You’re at your wit’s end. Your cat has peed on your favorite sweater for the third time this week, despite all the extra love and attention you showered on your furry pal. You thought your cat was mad at you because you went out of town last weekend, but cats can’t hold grudges for this long, can they?

This scenario occurs all the time with feline inappropriate elimination, which many pet owners chalk up to revenge or spite, but your cat is not peeing outside the litter box to get back at you. Rather, the reason is medical or behavioral, or a combination of the two. Our Kennedy Heights Animal and Bird Hospital team shares potential reasons for your cat’s inappropriate elimination. First, however, your pet should always have a thorough physical exam and diagnostic testing to get to the bottom of their issue.

#1: Your cat is suffering from feline idiopathic cystitis

Feline idiopathic cystitis (FIC) is one of the most common reasons why otherwise healthy young cats urinate outside the litter box. FIC has no true known cause, but there are several theories why the urinary bladder may become inflamed and lead to inappropriate elimination. Causes may include neurogenic inflammation, a defective bladder lining, and stress. A cat who is suffering with an FIC flare-up typically frequently urinates small amounts that may be blood-tinged. Although these signs appear similar to a urinary tract infection (UTI), there is no bacteria in the urine. The best way to manage FIC is through stress reduction, environmental enrichment, and an appropriate diet.

#2: Your cat has developed a urinary tract infection

Similar to FIC, a UTI can cause frequent urination of small, possibly blood-tinged, amounts. However, a UTI is caused by a bacterial infection and can be treated with antimicrobials. UTIs most often appear in middle-aged to older cats, and are relatively rare in young, healthy adults. The pain of a UTI can easily turn a cat away from their litter box, because they form a negative association with using the box and pain. In severe UTI cases, cats may need retraining on how to use the litter box once their infection improves.

#3: Your cat has developed a chronic medical condition

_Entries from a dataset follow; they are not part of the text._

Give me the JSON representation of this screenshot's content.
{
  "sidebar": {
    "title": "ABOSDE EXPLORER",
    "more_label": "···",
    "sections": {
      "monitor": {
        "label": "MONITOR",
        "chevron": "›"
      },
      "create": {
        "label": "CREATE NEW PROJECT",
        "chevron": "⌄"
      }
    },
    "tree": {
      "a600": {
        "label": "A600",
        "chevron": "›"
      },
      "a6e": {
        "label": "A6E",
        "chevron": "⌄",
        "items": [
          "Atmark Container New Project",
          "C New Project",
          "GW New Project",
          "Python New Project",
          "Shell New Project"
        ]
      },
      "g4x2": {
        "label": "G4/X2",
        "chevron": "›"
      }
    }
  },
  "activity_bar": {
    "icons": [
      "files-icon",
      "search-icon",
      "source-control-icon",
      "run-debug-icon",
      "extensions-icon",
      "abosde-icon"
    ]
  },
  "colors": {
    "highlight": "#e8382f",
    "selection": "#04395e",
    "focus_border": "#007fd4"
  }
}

Chronic medical conditions typically appear in older cats, but can still pop up in young and middle-aged pets. Cats with conditions such as diabetes, hyperthyroidism, and kidney disease drink more, and thus urinate more. If these diseases are unregulated, cats can urinate so much that they flood their litter box, and they will then look for other spots to relieve themselves. Fortunately, with proper management, your cat’s signs can be alleviated, leading to fewer accidents. 

#4: Your cat is being bullied by other household cats

Intercat tension in a household can be so subtle, the owner misses the signs. Bullying from another cat can be as simple as a staredown, or as obvious as a full-on brawl, but the stress and anxiety caused by the bully can lead to inappropriate elimination. FIC flare-ups are a common result of the stress a bully causes. If the bully is guarding the litter box, you’ll often find urine in hidden spots, like the back of a closet or under the bed. Setting up multiple resource stations throughout your home, employing calming pheromones, and using anti-anxiety medications can help solve this problem.

#5: The litter box is dirty

Dirty bathrooms are the worst, especially for your finicky feline. Aim to scoop the litter box twice a day, and to completely change the litter and disinfect the box weekly. If you have multiple cats, ensure you have enough litter boxes—a good rule of thumb is one litter box per cat, plus one. Spread the litter boxes out throughout your home so your cats have options, and won’t use your good rug if they can’t get to the basement litter box in time.

#6: The litter box is placed in a poor location

Location is another critical component in litter box usage. Your cat may avoid a litter box placed next to a noisy appliance or in a busy room. Choose a spot for their box that’s out of the way, calm, and quiet, so your cat can eliminate in peace. 

Now that you know your feline friend isn’t urinating on your favorite blanket out of spite, let’s get that medical or behavior issue under control. Our Kennedy Heights Animal and Bird Hospital team will get to the bottom of your cat’s inappropriate elimination, helping them feel better, and keeping your home accident-free. Call us to schedule an appointment.